If you never gain sounds in the MPC, then you should never send a signal hot enough to make the compressor shit itself and you should never have any problems.
2. If you’re not playing a program on the fly (a la Exile or ARAAB) then make sure you name your tracks and sequences. You can even go so far as to arrange them in the SONG window and convert the whole song to one new, giant sequence. That way, if you have an outro without any vocals, you can jump into the MUTE window and do a nice little ‘on the fly’ drum/sample drop sequence.
3. Convert as many samples as you can to mono. This is usually absolutely fine for drums (kicks, snares, hats etc) and percussion. You have to decide for yourself whether it’s worthwhile for samples. It usually won’t hurt for bass (as many systems mono the bass anyway to avoid phasing issues in the venue). The reason for doing this is purely to reduce the time it takes to load a new program and sequence. If you have a Compact Flash drive or SCSI drive then the load time will be between 10 and 30 seconds for a song. Needless to say, if you run off floppy disk still – then you’re in for a world of hurt waiting for the MPC to load so you’re better off just learning how to adlib really well between songs.
4. Fall in love with the 16 levels function and the SLIDER. They are both limited. You can’t turn 16 Levels on or off while a sequence is playing, for example, but with some deft skills you can stop a sequence in the final count of the loop, hit 16 levels, and then press PLAY START in time to catch the first beat of the next bar. Make note of my qualification about DEFT SKILLS… you’ll need them. This does allow you to, for instance, go from some on the fly arrangement into a synth solo on the MPC though so it’s worth experimenting. The SLIDER can only be assigned to 1 pad at a time but you can get some gnarly effects from it. Assign it to a synth/siney tone and you can go pitch shift crazy. To make this seem flawless, set the sine tone as a short loop and make the END time for the amplitude envelope quite long. The SLIDER can’t vary the pitch while a sample is playing but with a long release you can tap the sine pad repeatedly while moving the pitched and create a fairly seemless sounding sine pitch shift.
5. Learn to love the filter envelope (PROGRAM WINDOW, highlight cutoff or resonance and press OPEN WINDOW to access it). This can turn a really simple looped sound into a damn good imitation of an old analogue synth. For even more Moog-ish funk, link the pad to another pad with the same sound but pitched up or down 120 (1 octave). You can then alter the filter envelope on the second pad in an entirely different way to the first pad and create very interesting sounds such as a bass not that falls hard, sharp and low at the start and then sweeps in with a squelchy higher frequency towards the end. Very cool. You could also link two patches of the same sound and pitch one down 1 or 2 and the other up 1 or 2 for a fat detuned bassline. Just beware of phasing. Either way, this can really cut down the need to bring a synth to your gigs.

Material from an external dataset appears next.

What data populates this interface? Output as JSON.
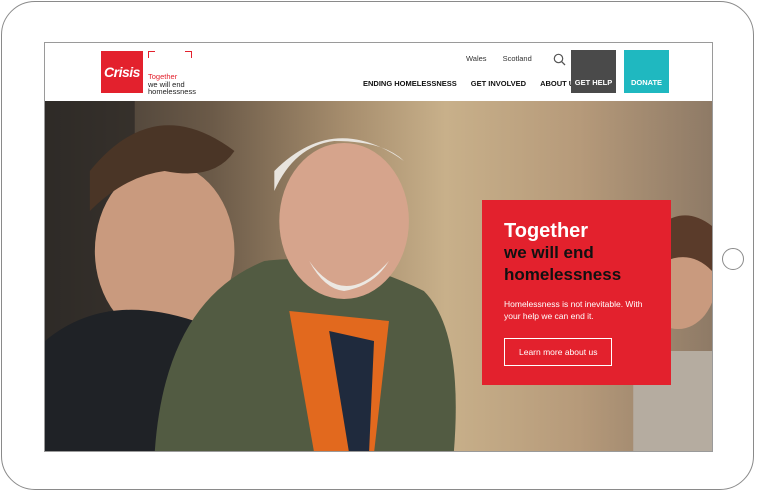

And, that’s my top five recommendations for using the MPC2000XL live. It’s nearly 13 years old and I’m yet to find a replacement machine that can compete (and trust me, I’ve tried Maschine, Ableton, the MPC1000 and many other units).